Upon our return to St. George's, we stopped at a local supermarket and bought some local rum. It was less expensive than at liquor stores and was just as good--two small bottles for US$7.00. I also stopped in the Duty Free store and bought some Nutmeg Syrup for US$5.00. There was free (but slow) WiFi at the pier.
My husband and son went to Grand Anse Beach via water taxi (directly from the pier, US$4.00 each way per person).
Grenada was the only location where we had to go through a magnetometer and put our bags through an x-ray machine just to get onto the pier. This was in addition to the same thing once we got back on the ship. I am not sure why this was.
F. Philipsburg, St. Maarten
St. Maarten/St. Martin is an island owned by two different countries: the first section by the Netherlands and the second by the French. My husband, son and brother-n-law joined 3 others recruited from the Cruise Critic boards in a private deep-sea fishing excursion with TaylorMade cruises. I had contacted them through the internet, and had paid a $100 deposit to hold the date and time. The cost was US$117 per person.
I hear the trip was fun, although not fruitful. The waters were very choppy, so the ride was bumpy and the only fish caught was a large barracuda by my son.
G. Charlotte Amalie, St. Thomas

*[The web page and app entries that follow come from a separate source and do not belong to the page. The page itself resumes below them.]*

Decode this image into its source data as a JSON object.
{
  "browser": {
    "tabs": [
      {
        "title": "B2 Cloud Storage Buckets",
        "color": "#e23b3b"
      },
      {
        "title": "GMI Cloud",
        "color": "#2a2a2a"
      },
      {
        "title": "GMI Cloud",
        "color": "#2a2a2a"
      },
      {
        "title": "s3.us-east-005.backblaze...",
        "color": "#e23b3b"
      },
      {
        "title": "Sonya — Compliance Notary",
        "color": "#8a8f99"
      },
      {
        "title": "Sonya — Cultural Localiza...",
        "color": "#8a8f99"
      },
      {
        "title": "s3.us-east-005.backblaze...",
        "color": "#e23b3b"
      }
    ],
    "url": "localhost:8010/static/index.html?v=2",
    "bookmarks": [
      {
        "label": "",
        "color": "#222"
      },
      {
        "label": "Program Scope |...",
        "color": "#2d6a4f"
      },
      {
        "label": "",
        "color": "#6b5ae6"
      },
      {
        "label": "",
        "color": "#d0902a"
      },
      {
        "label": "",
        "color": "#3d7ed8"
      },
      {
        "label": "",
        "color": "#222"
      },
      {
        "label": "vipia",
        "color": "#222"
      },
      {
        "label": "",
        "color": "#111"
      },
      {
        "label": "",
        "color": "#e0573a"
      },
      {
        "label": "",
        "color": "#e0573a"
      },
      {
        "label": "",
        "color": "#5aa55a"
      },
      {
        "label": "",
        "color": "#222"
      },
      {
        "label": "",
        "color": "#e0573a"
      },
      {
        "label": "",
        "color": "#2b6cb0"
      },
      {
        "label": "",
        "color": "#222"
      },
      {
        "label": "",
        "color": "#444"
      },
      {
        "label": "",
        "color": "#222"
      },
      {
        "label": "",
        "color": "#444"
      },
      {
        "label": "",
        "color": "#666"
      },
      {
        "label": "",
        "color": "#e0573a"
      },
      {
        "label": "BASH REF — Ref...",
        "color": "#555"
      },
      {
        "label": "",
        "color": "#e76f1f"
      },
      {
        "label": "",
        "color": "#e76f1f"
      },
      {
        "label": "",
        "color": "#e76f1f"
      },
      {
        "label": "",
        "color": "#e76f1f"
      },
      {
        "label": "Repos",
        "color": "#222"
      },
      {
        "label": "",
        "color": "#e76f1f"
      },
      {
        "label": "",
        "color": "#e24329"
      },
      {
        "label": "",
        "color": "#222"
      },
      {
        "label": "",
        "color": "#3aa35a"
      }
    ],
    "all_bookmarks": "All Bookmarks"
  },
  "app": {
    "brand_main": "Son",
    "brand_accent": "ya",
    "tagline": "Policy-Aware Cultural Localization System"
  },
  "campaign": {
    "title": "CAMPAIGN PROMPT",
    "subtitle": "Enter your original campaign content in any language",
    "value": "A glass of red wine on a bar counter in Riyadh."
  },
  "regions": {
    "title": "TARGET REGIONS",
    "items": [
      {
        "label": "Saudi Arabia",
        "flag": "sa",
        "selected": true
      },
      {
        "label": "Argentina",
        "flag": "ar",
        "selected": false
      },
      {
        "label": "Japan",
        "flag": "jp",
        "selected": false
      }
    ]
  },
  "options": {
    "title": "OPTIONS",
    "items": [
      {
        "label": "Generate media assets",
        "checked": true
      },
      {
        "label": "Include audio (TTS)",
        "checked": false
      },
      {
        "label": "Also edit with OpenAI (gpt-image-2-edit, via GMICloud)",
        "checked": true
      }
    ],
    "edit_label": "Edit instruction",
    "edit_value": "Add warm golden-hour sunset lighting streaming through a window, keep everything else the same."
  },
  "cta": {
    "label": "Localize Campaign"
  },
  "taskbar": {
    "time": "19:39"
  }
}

There were 4 ships in port (that I saw) on the day we were at this US Virgin Island. Everywhere we looked was packed. We docked at the Havensight Mall. Remember to take a photo ID with you on shore because you need it to get back on to the pier. We walked to the taxi stands at the outside of the mall and got a taxi (SUV) for the 8 of us (we had friends with us) for $8 each to Magen's Bay Beach. The entrance fee to Magen's Bay is another $4.
The beach is beautiful and it was packed with people, but we did find a place to sit. With chairs at $5 each with a $5 refundable deposit when you return them, we parked them near some overgrown shrubbery and enjoyed our day. This is truly the most beautiful beach I have ever been on (okay, it is a tie between this beach and Waimanalo Beach in Oahu, Hawaii) and we had a great time. The taxis were $8 to get back to the ship after our wonderful day